(Stored items from a collection)
──────

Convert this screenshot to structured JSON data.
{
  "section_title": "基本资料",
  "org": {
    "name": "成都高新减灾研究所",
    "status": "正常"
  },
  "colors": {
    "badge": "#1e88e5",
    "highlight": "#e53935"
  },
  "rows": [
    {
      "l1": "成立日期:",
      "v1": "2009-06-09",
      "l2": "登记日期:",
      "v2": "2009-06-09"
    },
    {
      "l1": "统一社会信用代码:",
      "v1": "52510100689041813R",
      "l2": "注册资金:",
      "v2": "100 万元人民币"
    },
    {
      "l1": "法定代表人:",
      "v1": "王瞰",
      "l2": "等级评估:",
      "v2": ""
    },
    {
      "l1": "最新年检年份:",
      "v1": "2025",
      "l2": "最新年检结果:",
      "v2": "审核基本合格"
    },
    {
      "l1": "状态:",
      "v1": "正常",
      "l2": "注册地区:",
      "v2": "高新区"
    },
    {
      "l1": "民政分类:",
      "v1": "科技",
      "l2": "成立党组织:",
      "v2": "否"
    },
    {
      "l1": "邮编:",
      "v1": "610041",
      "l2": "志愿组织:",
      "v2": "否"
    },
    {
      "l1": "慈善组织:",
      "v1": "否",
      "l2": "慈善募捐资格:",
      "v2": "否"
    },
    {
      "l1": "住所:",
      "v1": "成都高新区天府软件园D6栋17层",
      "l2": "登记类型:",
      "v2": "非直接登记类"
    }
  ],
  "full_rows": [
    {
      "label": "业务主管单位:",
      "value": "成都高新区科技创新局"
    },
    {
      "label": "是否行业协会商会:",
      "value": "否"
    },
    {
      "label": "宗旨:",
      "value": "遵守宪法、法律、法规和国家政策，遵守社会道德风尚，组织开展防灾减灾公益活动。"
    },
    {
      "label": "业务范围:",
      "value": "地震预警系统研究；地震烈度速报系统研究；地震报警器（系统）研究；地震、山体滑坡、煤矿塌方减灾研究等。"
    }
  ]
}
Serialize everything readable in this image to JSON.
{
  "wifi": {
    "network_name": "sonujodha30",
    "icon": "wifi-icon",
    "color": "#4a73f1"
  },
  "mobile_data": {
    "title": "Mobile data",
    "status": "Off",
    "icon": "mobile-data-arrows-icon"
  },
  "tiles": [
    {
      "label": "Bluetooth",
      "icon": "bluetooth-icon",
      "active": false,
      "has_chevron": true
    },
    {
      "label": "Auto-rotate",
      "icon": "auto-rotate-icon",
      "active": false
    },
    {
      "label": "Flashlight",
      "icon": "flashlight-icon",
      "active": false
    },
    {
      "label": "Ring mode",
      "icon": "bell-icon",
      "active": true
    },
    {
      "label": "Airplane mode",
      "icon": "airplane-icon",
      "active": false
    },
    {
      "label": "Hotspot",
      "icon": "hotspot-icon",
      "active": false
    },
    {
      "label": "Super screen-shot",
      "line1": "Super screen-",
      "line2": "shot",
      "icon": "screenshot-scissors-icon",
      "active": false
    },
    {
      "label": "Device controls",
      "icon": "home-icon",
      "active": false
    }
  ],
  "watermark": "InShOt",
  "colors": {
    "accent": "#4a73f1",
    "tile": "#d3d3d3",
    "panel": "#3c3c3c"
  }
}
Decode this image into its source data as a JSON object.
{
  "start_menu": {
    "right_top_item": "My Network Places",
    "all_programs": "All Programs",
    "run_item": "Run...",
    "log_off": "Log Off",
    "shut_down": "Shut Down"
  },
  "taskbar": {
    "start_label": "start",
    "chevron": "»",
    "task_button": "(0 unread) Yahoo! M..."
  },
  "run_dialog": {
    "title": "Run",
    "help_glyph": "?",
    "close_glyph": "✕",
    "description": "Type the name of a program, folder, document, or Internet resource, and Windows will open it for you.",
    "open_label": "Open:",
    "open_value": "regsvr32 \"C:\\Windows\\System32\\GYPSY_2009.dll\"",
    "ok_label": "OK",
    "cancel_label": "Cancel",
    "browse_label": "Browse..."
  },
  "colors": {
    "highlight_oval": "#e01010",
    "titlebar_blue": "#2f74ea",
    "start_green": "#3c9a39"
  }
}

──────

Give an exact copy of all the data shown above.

» **Solution for this problem**
Convert this screenshot to structured JSON data.
{
  "section_title": "基本资料",
  "org": {
    "name": "成都高新减灾研究所",
    "status": "正常"
  },
  "colors": {
    "badge": "#1e88e5",
    "highlight": "#e53935"
  },
  "rows": [
    {
      "l1": "成立日期:",
      "v1": "2009-06-09",
      "l2": "登记日期:",
      "v2": "2009-06-09"
    },
    {
      "l1": "统一社会信用代码:",
      "v1": "52510100689041813R",
      "l2": "注册资金:",
      "v2": "100 万元人民币"
    },
    {
      "l1": "法定代表人:",
      "v1": "王瞰",
      "l2": "等级评估:",
      "v2": ""
    },
    {
      "l1": "最新年检年份:",
      "v1": "2025",
      "l2": "最新年检结果:",
      "v2": "审核基本合格"
    },
    {
      "l1": "状态:",
      "v1": "正常",
      "l2": "注册地区:",
      "v2": "高新区"
    },
    {
      "l1": "民政分类:",
      "v1": "科技",
      "l2": "成立党组织:",
      "v2": "否"
    },
    {
      "l1": "邮编:",
      "v1": "610041",
      "l2": "志愿组织:",
      "v2": "否"
    },
    {
      "l1": "慈善组织:",
      "v1": "否",
      "l2": "慈善募捐资格:",
      "v2": "否"
    },
    {
      "l1": "住所:",
      "v1": "成都高新区天府软件园D6栋17层",
      "l2": "登记类型:",
      "v2": "非直接登记类"
    }
  ],
  "full_rows": [
    {
      "label": "业务主管单位:",
      "value": "成都高新区科技创新局"
    },
    {
      "label": "是否行业协会商会:",
      "value": "否"
    },
    {
      "label": "宗旨:",
      "value": "遵守宪法、法律、法规和国家政策，遵守社会道德风尚，组织开展防灾减灾公益活动。"
    },
    {
      "label": "业务范围:",
      "value": "地震预警系统研究；地震烈度速报系统研究；地震报警器（系统）研究；地震、山体滑坡、煤矿塌方减灾研究等。"
    }
  ]
}
Serialize everything readable in this image to JSON.
{
  "wifi": {
    "network_name": "sonujodha30",
    "icon": "wifi-icon",
    "color": "#4a73f1"
  },
  "mobile_data": {
    "title": "Mobile data",
    "status": "Off",
    "icon": "mobile-data-arrows-icon"
  },
  "tiles": [
    {
      "label": "Bluetooth",
      "icon": "bluetooth-icon",
      "active": false,
      "has_chevron": true
    },
    {
      "label": "Auto-rotate",
      "icon": "auto-rotate-icon",
      "active": false
    },
    {
      "label": "Flashlight",
      "icon": "flashlight-icon",
      "active": false
    },
    {
      "label": "Ring mode",
      "icon": "bell-icon",
      "active": true
    },
    {
      "label": "Airplane mode",
      "icon": "airplane-icon",
      "active": false
    },
    {
      "label": "Hotspot",
      "icon": "hotspot-icon",
      "active": false
    },
    {
      "label": "Super screen-shot",
      "line1": "Super screen-",
      "line2": "shot",
      "icon": "screenshot-scissors-icon",
      "active": false
    },
    {
      "label": "Device controls",
      "icon": "home-icon",
      "active": false
    }
  ],
  "watermark": "InShOt",
  "colors": {
    "accent": "#4a73f1",
    "tile": "#d3d3d3",
    "panel": "#3c3c3c"
  }
}
Decode this image into its source data as a JSON object.
{
  "start_menu": {
    "right_top_item": "My Network Places",
    "all_programs": "All Programs",
    "run_item": "Run...",
    "log_off": "Log Off",
    "shut_down": "Shut Down"
  },
  "taskbar": {
    "start_label": "start",
    "chevron": "»",
    "task_button": "(0 unread) Yahoo! M..."
  },
  "run_dialog": {
    "title": "Run",
    "help_glyph": "?",
    "close_glyph": "✕",
    "description": "Type the name of a program, folder, document, or Internet resource, and Windows will open it for you.",
    "open_label": "Open:",
    "open_value": "regsvr32 \"C:\\Windows\\System32\\GYPSY_2009.dll\"",
    "ok_label": "OK",
    "cancel_label": "Cancel",
    "browse_label": "Browse..."
  },
  "colors": {
    "highlight_oval": "#e01010",
    "titlebar_blue": "#2f74ea",
    "start_green": "#3c9a39"
  }
}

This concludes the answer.